This is the second in a series of workshops the Ministry plans to hold over the next 6-8 months to create awareness about the Sagarmala programme amongst the stake holders and to engage with them. The first such workshop was held on 9th June, 2017 in New Delhi under the theme ‘Accelerating Sagarmala Implementation – Engaging with States’
The main objective of tomorrow’s workshop in Bhubaneswar is to increase awareness about coastal shipping and inland navigation, with the purpose of increasing their modal share in the logistical modal mix from the current level of approximately 6 percent to about 12 percent by 2025 under Sagarmala
India’s 7500 kms of coastline and almost 14,000 kms of navigable rivers provide the perfect platform for the development of integrated water based transport system for domestic and EXIM freight as well as passenger transport.
The promotion of coastal shipping and inland navigation will help to reduce the congestion on the road and rail network
. The transportation of cargo through coastal shipping
and inland water navigation is also very cost effective.
It is estimated that the cost per ton per kilometer of moving cargo through the coastal or inland navigation route can be sixty percent to eighty percent cheaper than moving the cargo through rail or road. One of the other benefit of coastal shipping and inland navigation is that it is more environment friendly than the other modes of transportation.
In order to promote inland navigation, 111 inland waterways across 24 states have been declared as National Waterways (NWs) under the National Waterways Act, 2016. These will be developed and utilized as environment friendly and sustainable modes of transport.
National Waterway-5 covers the state of Odisha and a part of West Bengal. It runs a total length of 623 km of which 91 km is within West Bengal and the remaining 532 km is in Odisha. The stretches from Talcher to Dhamra on the Brahmani River is particularly very important as it will also serve the coalfields in Talcher and Ib Valley of Mahanadi Coalfields Limited (MCL).
Indian Port Rail Company Limited (IPRCL), a company under the Ministry of Shipping is also developing a heavy haul rail corridor from Talcher to Paradip.
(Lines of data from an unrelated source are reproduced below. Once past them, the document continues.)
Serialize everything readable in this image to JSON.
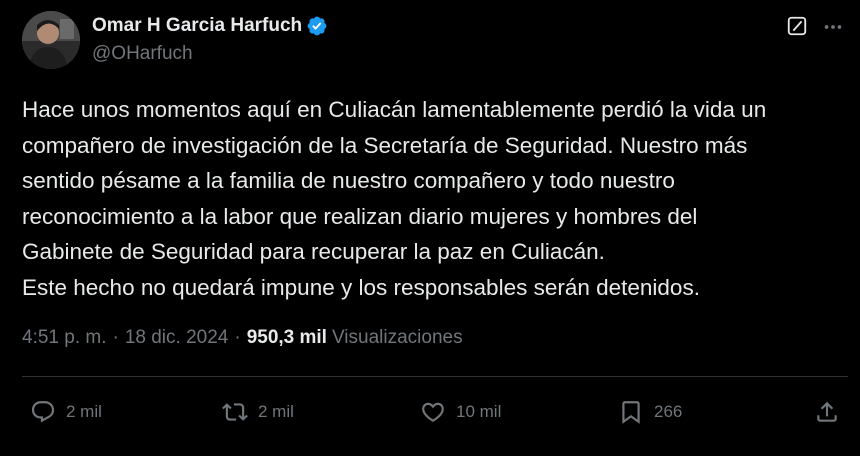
{
  "author": {
    "display_name": "Omar H Garcia Harfuch",
    "handle": "@OHarfuch",
    "verified": true
  },
  "tweet": {
    "lines": [
      "Hace unos momentos aquí en Culiacán lamentablemente perdió la vida un",
      "compañero de investigación de la Secretaría de Seguridad. Nuestro más",
      "sentido pésame a la familia de nuestro compañero y todo nuestro",
      "reconocimiento a la labor que realizan diario mujeres y hombres del",
      "Gabinete de Seguridad para recuperar la paz en Culiacán.",
      "Este hecho no quedará impune y los responsables serán detenidos."
    ]
  },
  "meta": {
    "time": "4:51 p. m.",
    "separator": "·",
    "date": "18 dic. 2024",
    "views_count": "950,3 mil",
    "views_label": "Visualizaciones"
  },
  "actions": {
    "replies": "2 mil",
    "reposts": "2 mil",
    "likes": "10 mil",
    "bookmarks": "266"
  },
  "colors": {
    "background": "#000000",
    "text_primary": "#e7e9ea",
    "text_secondary": "#71767b",
    "verified_blue": "#1d9bf0",
    "divider": "#2f3336"
  },
  "icons": {
    "verified": "verified-badge-icon",
    "grok": "grok-icon",
    "more": "more-icon",
    "reply": "reply-icon",
    "repost": "repost-icon",
    "like": "like-icon",
    "bookmark": "bookmark-icon",
    "share": "share-icon"
  }
}
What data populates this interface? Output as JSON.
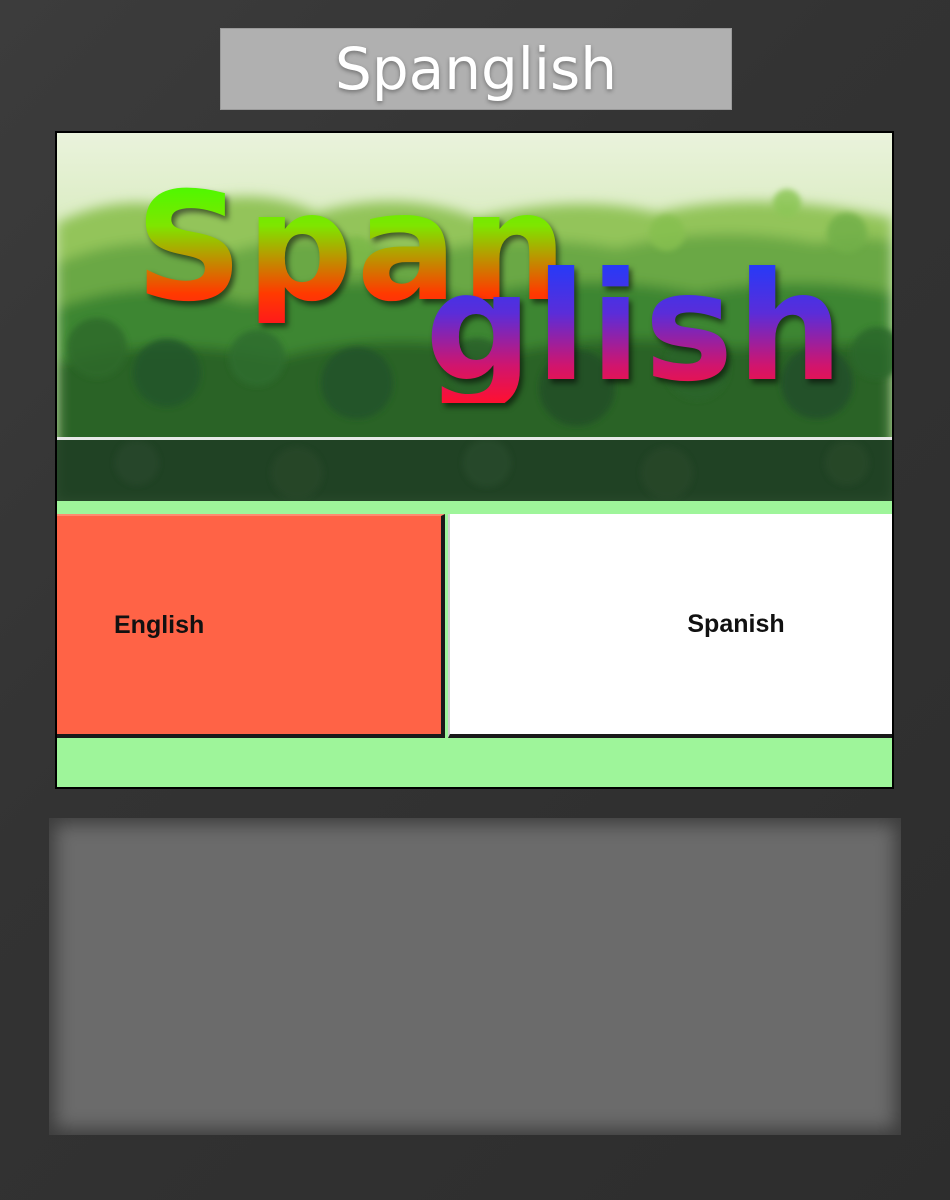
{
  "header": {
    "title": "Spanglish"
  },
  "banner": {
    "logo_line1": "Span",
    "logo_line2": "glish",
    "colors": {
      "line1_top": "#3dff00",
      "line1_bottom": "#ff1a1a",
      "line2_top": "#1a3dff",
      "line2_bottom": "#ff1030"
    }
  },
  "languages": {
    "english_label": "English",
    "spanish_label": "Spanish",
    "english_color": "#ff6346",
    "spanish_color": "#ffffff"
  },
  "theme": {
    "accent_green": "#9ef59a",
    "background": "#333333",
    "panel": "#6b6b6b"
  }
}
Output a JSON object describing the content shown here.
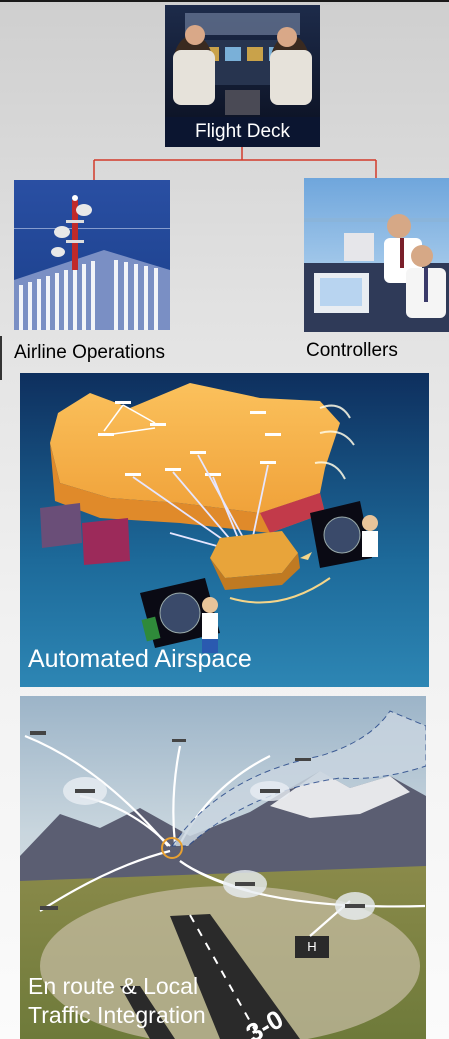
{
  "top": {
    "caption": "Flight Deck"
  },
  "left": {
    "caption": "Airline Operations"
  },
  "right": {
    "caption": "Controllers"
  },
  "middle": {
    "caption": "Automated Airspace"
  },
  "bottom": {
    "caption_line1": "En route & Local",
    "caption_line2": "Traffic Integration",
    "runway_number": "3-0",
    "helipad_letter": "H"
  },
  "colors": {
    "connector": "#d33a2a",
    "sky_blue": "#1a3f8a",
    "caption_dark": "#0b1530"
  }
}
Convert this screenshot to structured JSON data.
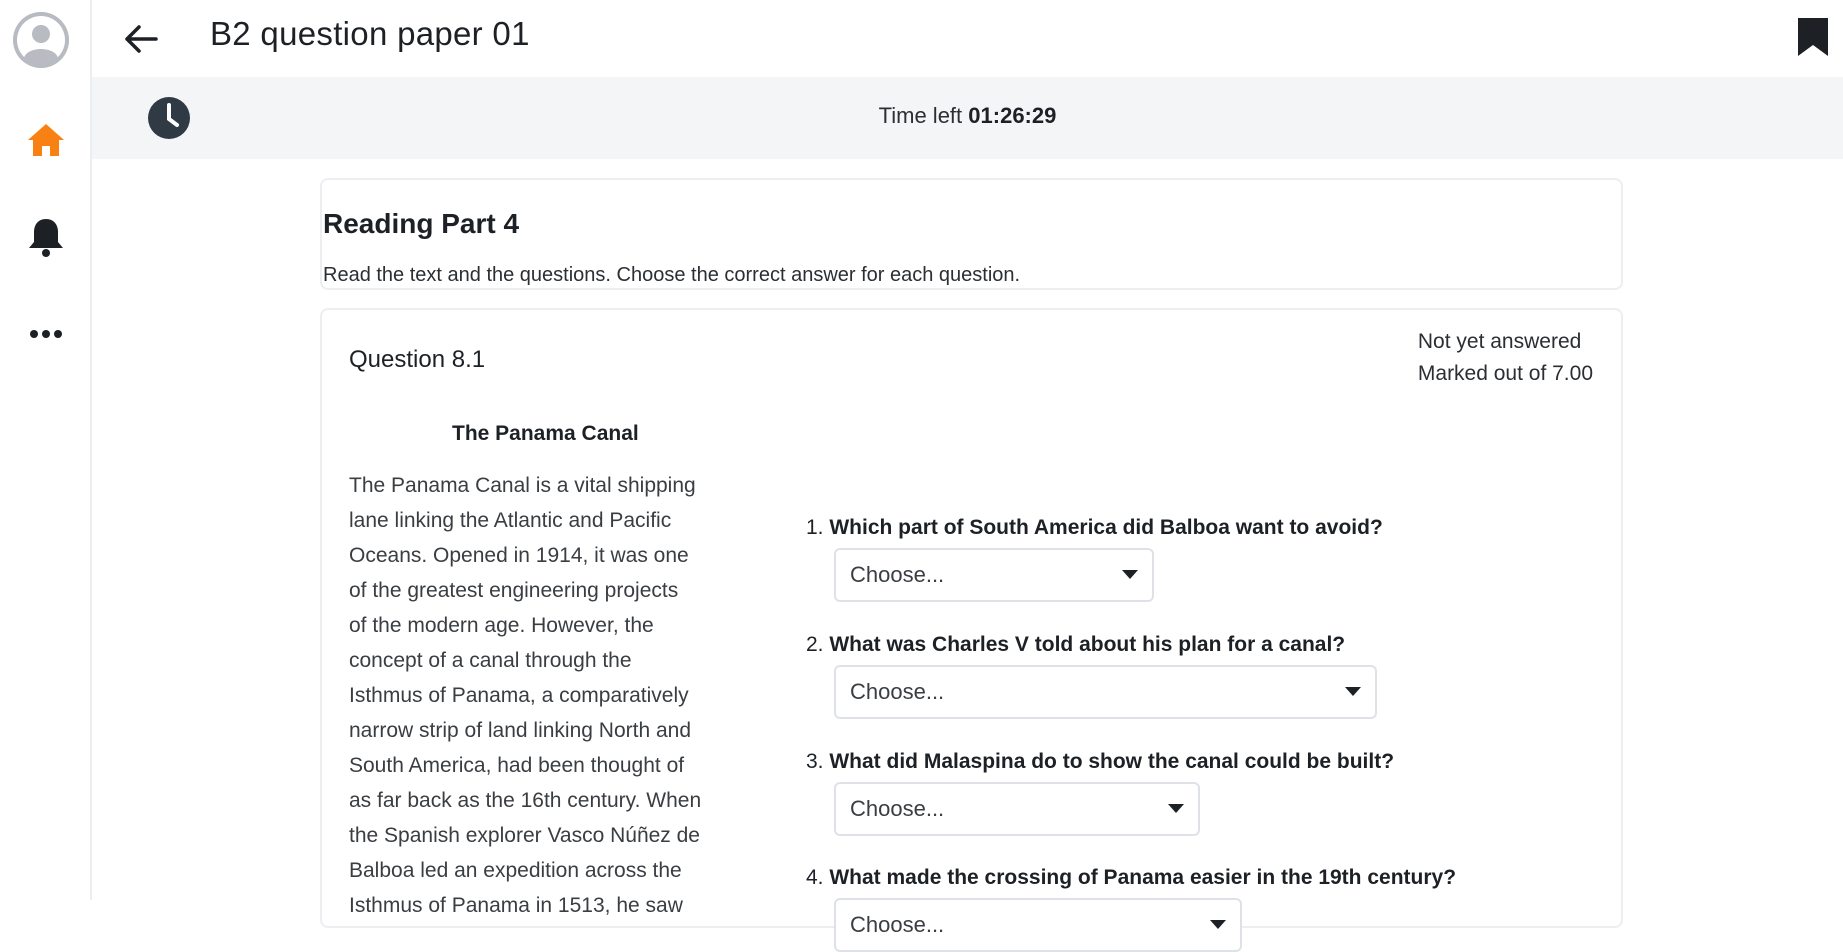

This will help to add 80 MTPA of thermal coal through shipping of coal from mines in Odisha to power plants in Southern and Western states through Paradip Port
& Dhamra Ports.
The workshop will be inaugurated by the A. P. Padhi, Chief Secretary, Government of Odisha in the presence of Alok Srivastava, Special Secretary, Ministry of Shipping and will be attended by other officials from Ministry of Shipping, Major & Non-major Ports, Indian Port Rail Corporation Limited and other stakeholders.